#### YOUR OBJECTIVE:
Using the listing below, select the lines with the word "title" and copy them.

#### ENTRIES SUPPLIED:
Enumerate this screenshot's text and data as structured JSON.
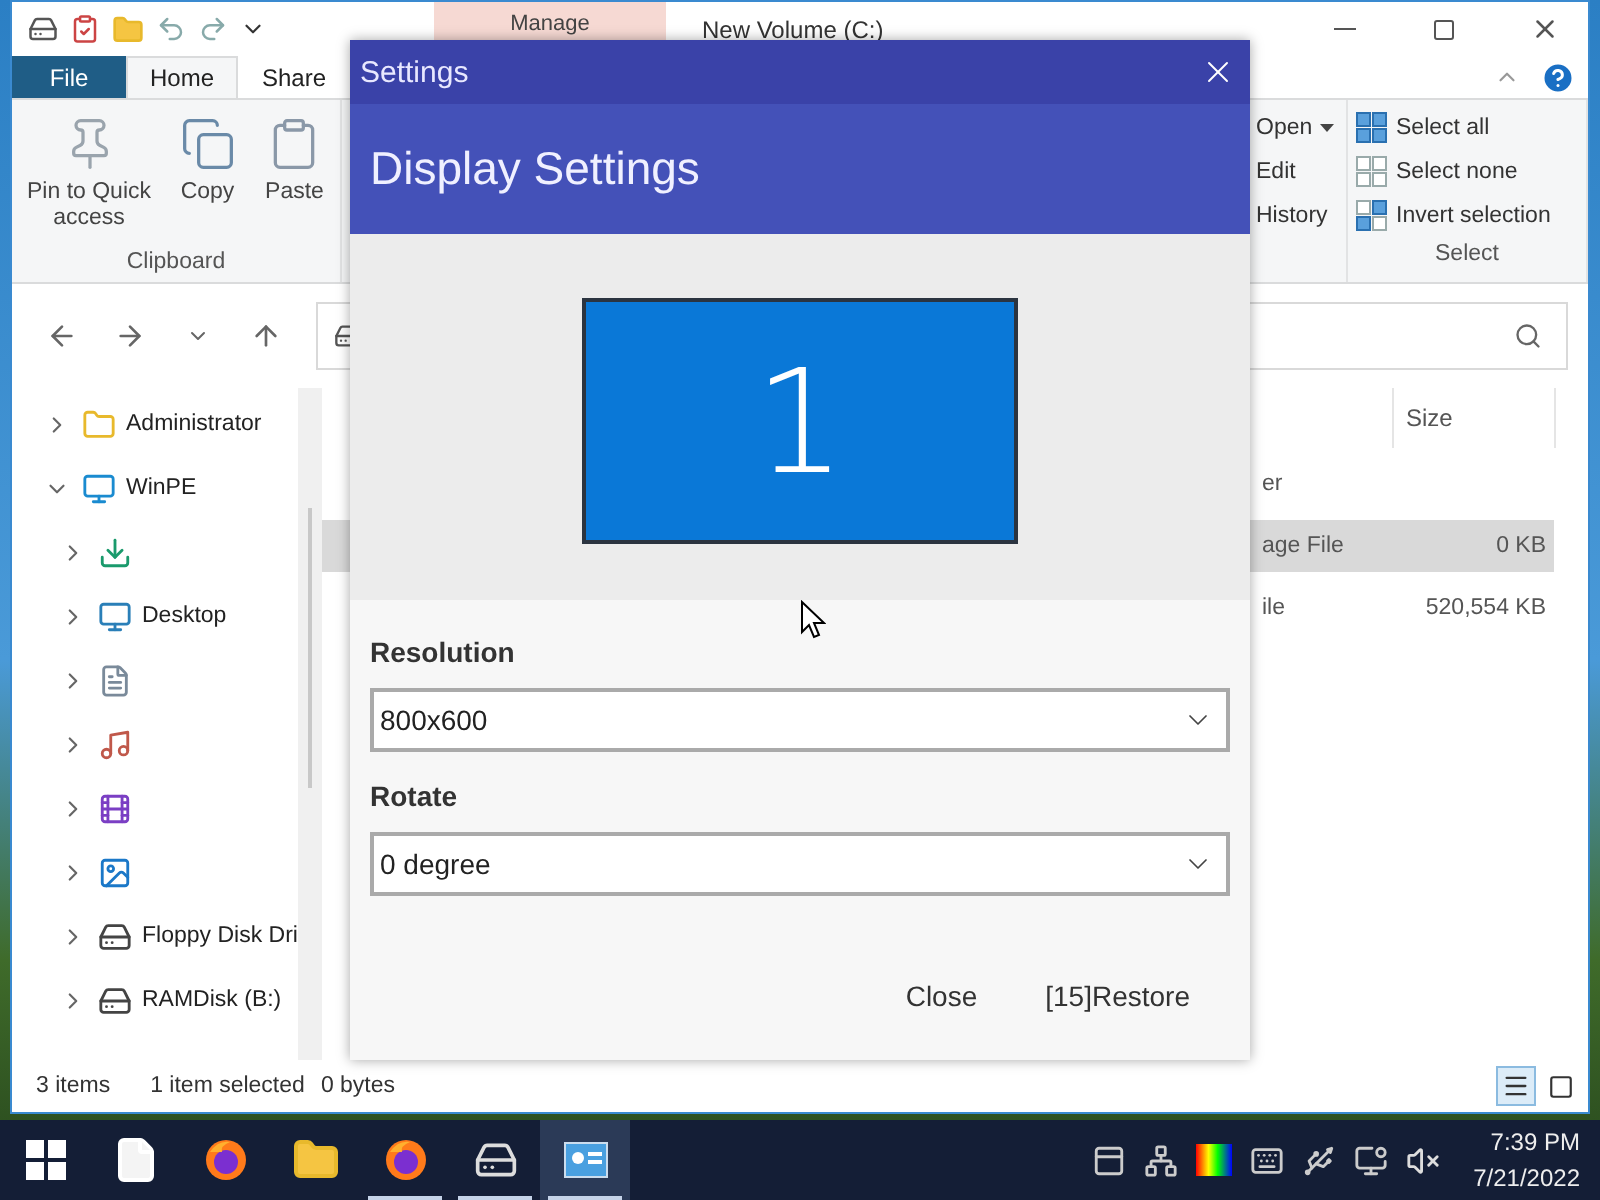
{
  "explorer": {
    "title": "New Volume (C:)",
    "context_tab": "Manage",
    "ribbon_tabs": [
      {
        "label": "File",
        "kind": "backstage",
        "selected": false
      },
      {
        "label": "Home",
        "kind": "tab",
        "selected": true
      },
      {
        "label": "Share",
        "kind": "tab",
        "selected": false
      }
    ],
    "clipboard_group": {
      "name": "Clipboard",
      "buttons": [
        {
          "label": "Pin to Quick access",
          "kind": "pin"
        },
        {
          "label": "Copy",
          "kind": "copy"
        },
        {
          "label": "Paste",
          "kind": "paste"
        }
      ]
    },
    "open_group": {
      "buttons": [
        {
          "label": "Open",
          "kind": "dropdown"
        },
        {
          "label": "Edit",
          "kind": "plain"
        },
        {
          "label": "History",
          "kind": "plain"
        }
      ]
    },
    "select_group": {
      "name": "Select",
      "buttons": [
        {
          "label": "Select all",
          "kind": "all"
        },
        {
          "label": "Select none",
          "kind": "none"
        },
        {
          "label": "Invert selection",
          "kind": "invert"
        }
      ]
    },
    "nav_tree": [
      {
        "label": "Administrator",
        "kind": "folder",
        "expanded": false
      },
      {
        "label": "WinPE",
        "kind": "computer",
        "expanded": true,
        "children": [
          {
            "kind": "downloads",
            "expanded": false
          },
          {
            "label": "Desktop",
            "kind": "desktop",
            "expanded": false
          },
          {
            "kind": "documents",
            "expanded": false
          },
          {
            "kind": "music",
            "expanded": false
          },
          {
            "kind": "videos",
            "expanded": false
          },
          {
            "kind": "pictures",
            "expanded": false
          },
          {
            "label": "Floppy Disk Dri",
            "kind": "floppy",
            "expanded": false
          },
          {
            "label": "RAMDisk (B:)",
            "kind": "drive",
            "expanded": false
          }
        ]
      }
    ],
    "columns": [
      {
        "label": "Size"
      }
    ],
    "rows": [
      {
        "name": "er",
        "selected": false
      },
      {
        "name": "age File",
        "size": "0 KB",
        "selected": true
      },
      {
        "name": "ile",
        "size": "520,554 KB",
        "selected": false
      }
    ],
    "status_bar": {
      "item_count": "3 items",
      "selection": "1 item selected",
      "selection_size": "0 bytes"
    },
    "view_buttons": [
      {
        "kind": "details",
        "selected": true
      },
      {
        "kind": "large-icons",
        "selected": false
      }
    ]
  },
  "dialog": {
    "title": "Settings",
    "heading": "Display Settings",
    "monitor_number": "1",
    "fields": [
      {
        "label": "Resolution",
        "value": "800x600"
      },
      {
        "label": "Rotate",
        "value": "0 degree"
      }
    ],
    "buttons": [
      "Close",
      "[15]Restore"
    ]
  },
  "taskbar": {
    "apps": [
      {
        "kind": "start",
        "running": false,
        "active": false
      },
      {
        "kind": "file",
        "running": false,
        "active": false
      },
      {
        "kind": "firefox",
        "running": false,
        "active": false
      },
      {
        "kind": "explorer",
        "running": false,
        "active": false
      },
      {
        "kind": "firefox",
        "running": true,
        "active": false
      },
      {
        "kind": "drive",
        "running": true,
        "active": false
      },
      {
        "kind": "settings",
        "running": true,
        "active": true
      }
    ],
    "tray": [
      {
        "kind": "panel"
      },
      {
        "kind": "network"
      },
      {
        "kind": "color"
      },
      {
        "kind": "keyboard"
      },
      {
        "kind": "usb"
      },
      {
        "kind": "lan"
      },
      {
        "kind": "mute"
      }
    ],
    "time": "7:39 PM",
    "date": "7/21/2022"
  }
}
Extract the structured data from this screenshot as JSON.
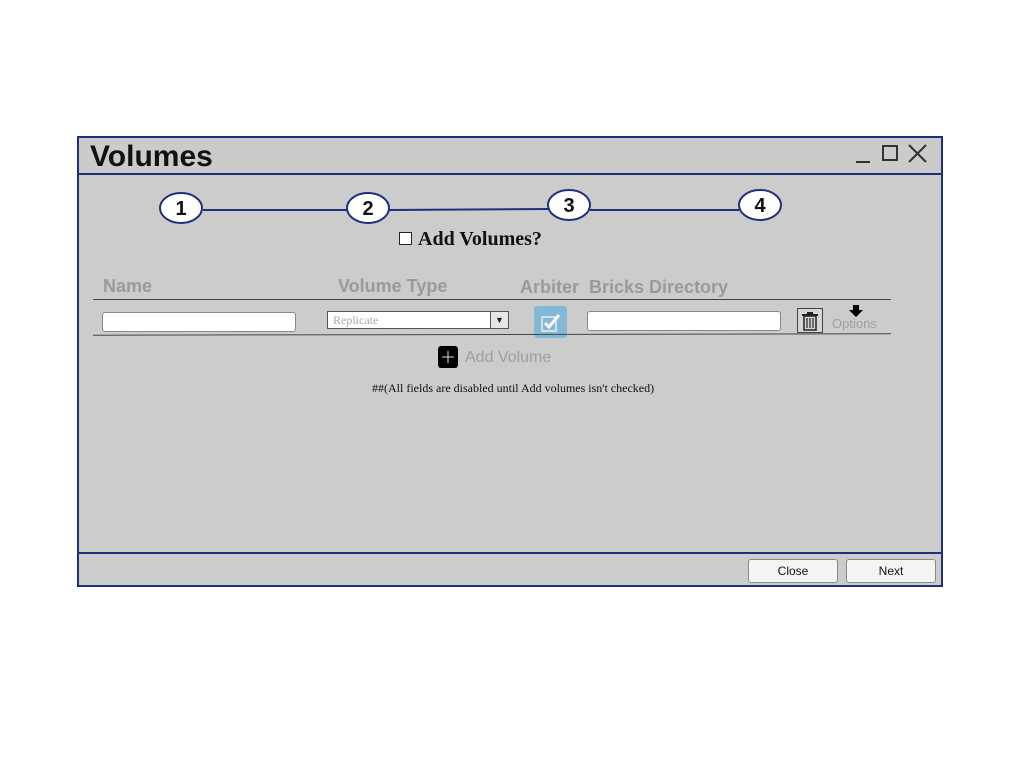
{
  "window": {
    "title": "Volumes",
    "controls": [
      "minimize-icon",
      "maximize-icon",
      "close-icon"
    ]
  },
  "wizard": {
    "steps": [
      "1",
      "2",
      "3",
      "4"
    ]
  },
  "add_volumes": {
    "label": "Add Volumes?",
    "checked": false
  },
  "table": {
    "headers": {
      "name": "Name",
      "volume_type": "Volume Type",
      "arbiter": "Arbiter",
      "bricks_directory": "Bricks Directory"
    },
    "row": {
      "name_value": "",
      "volume_type_value": "Replicate",
      "arbiter_checked": true,
      "bricks_directory_value": "",
      "delete_icon": "trash-icon",
      "options_label": "Options"
    }
  },
  "add_volume_button": {
    "label": "Add Volume",
    "icon": "plus-icon"
  },
  "note": "##(All fields are disabled until Add volumes isn't checked)",
  "footer": {
    "close_label": "Close",
    "next_label": "Next"
  },
  "colors": {
    "window_border": "#1f2f7a",
    "background": "#cccccc",
    "disabled_text": "#9a9a9a",
    "arbiter_accent": "#7db8d6"
  }
}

#### SOLUTION FOR THIS EXERCISE:
    "title": "New Volume (C:)",
    "title": "Settings",
    "title": "Volumes",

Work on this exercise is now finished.